** Source data follows **

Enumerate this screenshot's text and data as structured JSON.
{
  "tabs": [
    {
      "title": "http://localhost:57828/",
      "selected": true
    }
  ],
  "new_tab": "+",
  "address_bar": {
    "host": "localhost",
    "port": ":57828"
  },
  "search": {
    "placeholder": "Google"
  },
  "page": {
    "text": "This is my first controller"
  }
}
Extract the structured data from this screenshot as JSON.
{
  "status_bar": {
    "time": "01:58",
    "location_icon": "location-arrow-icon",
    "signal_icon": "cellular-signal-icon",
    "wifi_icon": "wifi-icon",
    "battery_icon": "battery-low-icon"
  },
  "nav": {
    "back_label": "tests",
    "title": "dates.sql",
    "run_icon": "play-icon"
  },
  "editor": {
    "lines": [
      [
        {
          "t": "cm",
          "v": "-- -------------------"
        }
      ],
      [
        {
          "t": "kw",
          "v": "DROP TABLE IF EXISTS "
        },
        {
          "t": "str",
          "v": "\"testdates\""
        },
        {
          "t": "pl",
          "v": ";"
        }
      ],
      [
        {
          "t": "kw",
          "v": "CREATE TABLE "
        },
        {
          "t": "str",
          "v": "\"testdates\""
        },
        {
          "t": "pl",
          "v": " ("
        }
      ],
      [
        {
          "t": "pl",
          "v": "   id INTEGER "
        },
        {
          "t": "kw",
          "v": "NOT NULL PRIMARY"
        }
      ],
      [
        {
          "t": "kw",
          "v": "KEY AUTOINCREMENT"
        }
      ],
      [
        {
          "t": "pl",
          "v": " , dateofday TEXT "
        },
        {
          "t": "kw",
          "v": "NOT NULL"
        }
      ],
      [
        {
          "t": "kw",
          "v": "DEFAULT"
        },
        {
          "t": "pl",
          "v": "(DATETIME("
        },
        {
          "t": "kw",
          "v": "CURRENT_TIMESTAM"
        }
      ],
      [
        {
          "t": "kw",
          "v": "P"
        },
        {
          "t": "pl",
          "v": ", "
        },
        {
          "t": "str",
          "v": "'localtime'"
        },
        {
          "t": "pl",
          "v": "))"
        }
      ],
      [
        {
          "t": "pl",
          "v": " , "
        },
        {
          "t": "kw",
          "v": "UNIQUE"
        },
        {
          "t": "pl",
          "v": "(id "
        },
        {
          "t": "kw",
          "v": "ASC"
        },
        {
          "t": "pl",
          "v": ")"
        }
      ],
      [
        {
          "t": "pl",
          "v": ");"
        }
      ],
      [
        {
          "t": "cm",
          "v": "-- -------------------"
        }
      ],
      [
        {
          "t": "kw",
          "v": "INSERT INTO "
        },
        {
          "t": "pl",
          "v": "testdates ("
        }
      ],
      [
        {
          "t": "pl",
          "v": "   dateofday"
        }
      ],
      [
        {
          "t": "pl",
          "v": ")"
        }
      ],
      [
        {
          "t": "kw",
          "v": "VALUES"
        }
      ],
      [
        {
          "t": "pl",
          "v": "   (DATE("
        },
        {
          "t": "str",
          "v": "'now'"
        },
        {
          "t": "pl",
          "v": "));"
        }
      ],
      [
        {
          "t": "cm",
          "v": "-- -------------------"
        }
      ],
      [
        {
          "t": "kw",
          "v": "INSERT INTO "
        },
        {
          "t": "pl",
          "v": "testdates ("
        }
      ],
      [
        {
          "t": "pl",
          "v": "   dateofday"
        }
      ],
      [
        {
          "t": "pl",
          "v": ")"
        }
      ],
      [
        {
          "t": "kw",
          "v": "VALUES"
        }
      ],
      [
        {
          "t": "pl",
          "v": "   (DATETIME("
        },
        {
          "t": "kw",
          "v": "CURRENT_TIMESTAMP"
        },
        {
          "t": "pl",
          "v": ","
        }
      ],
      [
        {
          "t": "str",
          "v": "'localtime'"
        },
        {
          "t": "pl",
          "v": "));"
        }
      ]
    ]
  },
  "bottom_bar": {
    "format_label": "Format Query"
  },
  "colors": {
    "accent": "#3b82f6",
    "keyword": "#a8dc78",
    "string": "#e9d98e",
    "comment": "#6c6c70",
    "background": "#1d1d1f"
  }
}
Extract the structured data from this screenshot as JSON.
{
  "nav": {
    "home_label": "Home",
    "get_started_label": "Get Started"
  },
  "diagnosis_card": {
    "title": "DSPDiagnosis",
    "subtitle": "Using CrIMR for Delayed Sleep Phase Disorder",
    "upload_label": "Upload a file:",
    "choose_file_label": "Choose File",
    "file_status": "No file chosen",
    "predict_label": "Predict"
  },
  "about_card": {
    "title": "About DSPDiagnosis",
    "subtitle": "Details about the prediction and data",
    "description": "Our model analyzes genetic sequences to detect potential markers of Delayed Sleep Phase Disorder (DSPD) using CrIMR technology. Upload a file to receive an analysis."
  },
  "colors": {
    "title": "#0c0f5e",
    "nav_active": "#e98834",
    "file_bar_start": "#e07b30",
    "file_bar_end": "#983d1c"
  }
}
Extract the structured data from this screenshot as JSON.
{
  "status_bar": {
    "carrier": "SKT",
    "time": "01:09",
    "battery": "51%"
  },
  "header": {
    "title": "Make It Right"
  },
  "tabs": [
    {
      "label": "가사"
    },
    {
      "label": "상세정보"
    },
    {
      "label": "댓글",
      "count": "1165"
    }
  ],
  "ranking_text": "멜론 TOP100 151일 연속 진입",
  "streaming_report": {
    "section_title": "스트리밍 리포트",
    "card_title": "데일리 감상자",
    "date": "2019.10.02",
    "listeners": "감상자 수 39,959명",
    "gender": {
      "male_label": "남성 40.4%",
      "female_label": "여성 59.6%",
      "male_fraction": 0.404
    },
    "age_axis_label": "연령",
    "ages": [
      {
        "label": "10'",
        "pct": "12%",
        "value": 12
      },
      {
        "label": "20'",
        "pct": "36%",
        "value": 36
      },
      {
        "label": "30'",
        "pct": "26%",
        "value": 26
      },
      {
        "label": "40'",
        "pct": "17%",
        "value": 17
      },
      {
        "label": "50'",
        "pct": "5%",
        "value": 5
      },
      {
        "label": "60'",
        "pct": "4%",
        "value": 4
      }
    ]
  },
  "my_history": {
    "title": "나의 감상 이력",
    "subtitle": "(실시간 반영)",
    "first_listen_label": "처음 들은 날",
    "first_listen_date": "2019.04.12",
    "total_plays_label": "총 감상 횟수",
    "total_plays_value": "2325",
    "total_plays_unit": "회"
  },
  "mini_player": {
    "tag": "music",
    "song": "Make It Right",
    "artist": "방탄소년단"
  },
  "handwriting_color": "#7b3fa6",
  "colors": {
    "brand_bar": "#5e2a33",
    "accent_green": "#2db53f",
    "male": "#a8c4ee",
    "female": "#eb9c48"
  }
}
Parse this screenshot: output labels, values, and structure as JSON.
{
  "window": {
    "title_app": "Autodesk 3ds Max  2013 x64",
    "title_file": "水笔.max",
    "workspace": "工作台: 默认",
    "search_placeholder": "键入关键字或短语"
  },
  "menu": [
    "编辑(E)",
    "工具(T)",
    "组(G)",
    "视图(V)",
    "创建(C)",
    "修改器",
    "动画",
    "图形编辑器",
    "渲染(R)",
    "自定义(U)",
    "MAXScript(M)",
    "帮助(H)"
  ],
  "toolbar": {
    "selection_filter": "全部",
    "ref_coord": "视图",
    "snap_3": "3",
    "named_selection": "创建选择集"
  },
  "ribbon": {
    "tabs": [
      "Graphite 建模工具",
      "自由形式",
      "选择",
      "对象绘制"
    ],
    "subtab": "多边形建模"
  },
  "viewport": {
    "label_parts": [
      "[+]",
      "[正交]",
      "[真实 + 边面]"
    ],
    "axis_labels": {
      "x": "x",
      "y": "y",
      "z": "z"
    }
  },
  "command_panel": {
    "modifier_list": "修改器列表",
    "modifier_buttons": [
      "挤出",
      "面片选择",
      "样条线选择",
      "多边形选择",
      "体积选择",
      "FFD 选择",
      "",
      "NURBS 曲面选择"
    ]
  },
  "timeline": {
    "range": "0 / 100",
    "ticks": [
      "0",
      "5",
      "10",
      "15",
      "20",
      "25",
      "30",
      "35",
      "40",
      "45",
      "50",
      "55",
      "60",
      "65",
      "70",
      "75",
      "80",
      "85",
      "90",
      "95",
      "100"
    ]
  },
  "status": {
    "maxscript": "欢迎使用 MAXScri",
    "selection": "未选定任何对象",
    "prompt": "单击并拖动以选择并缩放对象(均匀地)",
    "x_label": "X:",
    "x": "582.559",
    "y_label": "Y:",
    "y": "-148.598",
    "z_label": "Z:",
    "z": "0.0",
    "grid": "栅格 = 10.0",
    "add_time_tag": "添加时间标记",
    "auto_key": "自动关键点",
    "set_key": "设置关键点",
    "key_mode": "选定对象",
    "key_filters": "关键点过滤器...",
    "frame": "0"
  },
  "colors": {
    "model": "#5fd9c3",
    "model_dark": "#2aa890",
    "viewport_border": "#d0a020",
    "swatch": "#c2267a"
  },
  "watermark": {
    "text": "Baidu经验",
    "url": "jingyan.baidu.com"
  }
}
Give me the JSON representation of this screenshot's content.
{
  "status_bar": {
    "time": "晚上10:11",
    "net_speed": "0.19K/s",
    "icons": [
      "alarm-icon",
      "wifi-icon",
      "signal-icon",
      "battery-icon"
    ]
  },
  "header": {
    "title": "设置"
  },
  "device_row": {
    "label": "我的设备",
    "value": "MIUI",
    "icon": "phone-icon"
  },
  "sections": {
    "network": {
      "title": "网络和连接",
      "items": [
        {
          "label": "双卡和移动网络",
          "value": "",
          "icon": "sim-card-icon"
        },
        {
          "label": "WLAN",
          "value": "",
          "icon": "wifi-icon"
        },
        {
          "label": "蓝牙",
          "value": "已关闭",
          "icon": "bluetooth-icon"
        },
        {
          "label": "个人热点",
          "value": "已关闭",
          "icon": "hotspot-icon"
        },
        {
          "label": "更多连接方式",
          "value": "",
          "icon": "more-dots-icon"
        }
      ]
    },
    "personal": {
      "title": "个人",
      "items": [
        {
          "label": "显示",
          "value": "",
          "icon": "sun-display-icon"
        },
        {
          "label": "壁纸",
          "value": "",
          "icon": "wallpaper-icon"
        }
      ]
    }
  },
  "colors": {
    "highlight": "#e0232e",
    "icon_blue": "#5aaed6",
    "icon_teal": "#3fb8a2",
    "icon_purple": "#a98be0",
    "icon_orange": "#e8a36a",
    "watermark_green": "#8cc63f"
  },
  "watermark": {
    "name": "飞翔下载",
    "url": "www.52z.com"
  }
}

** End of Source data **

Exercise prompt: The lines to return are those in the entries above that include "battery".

Task output:
    "battery_icon": "battery-low-icon"
    "battery": "51%"
      "battery-icon"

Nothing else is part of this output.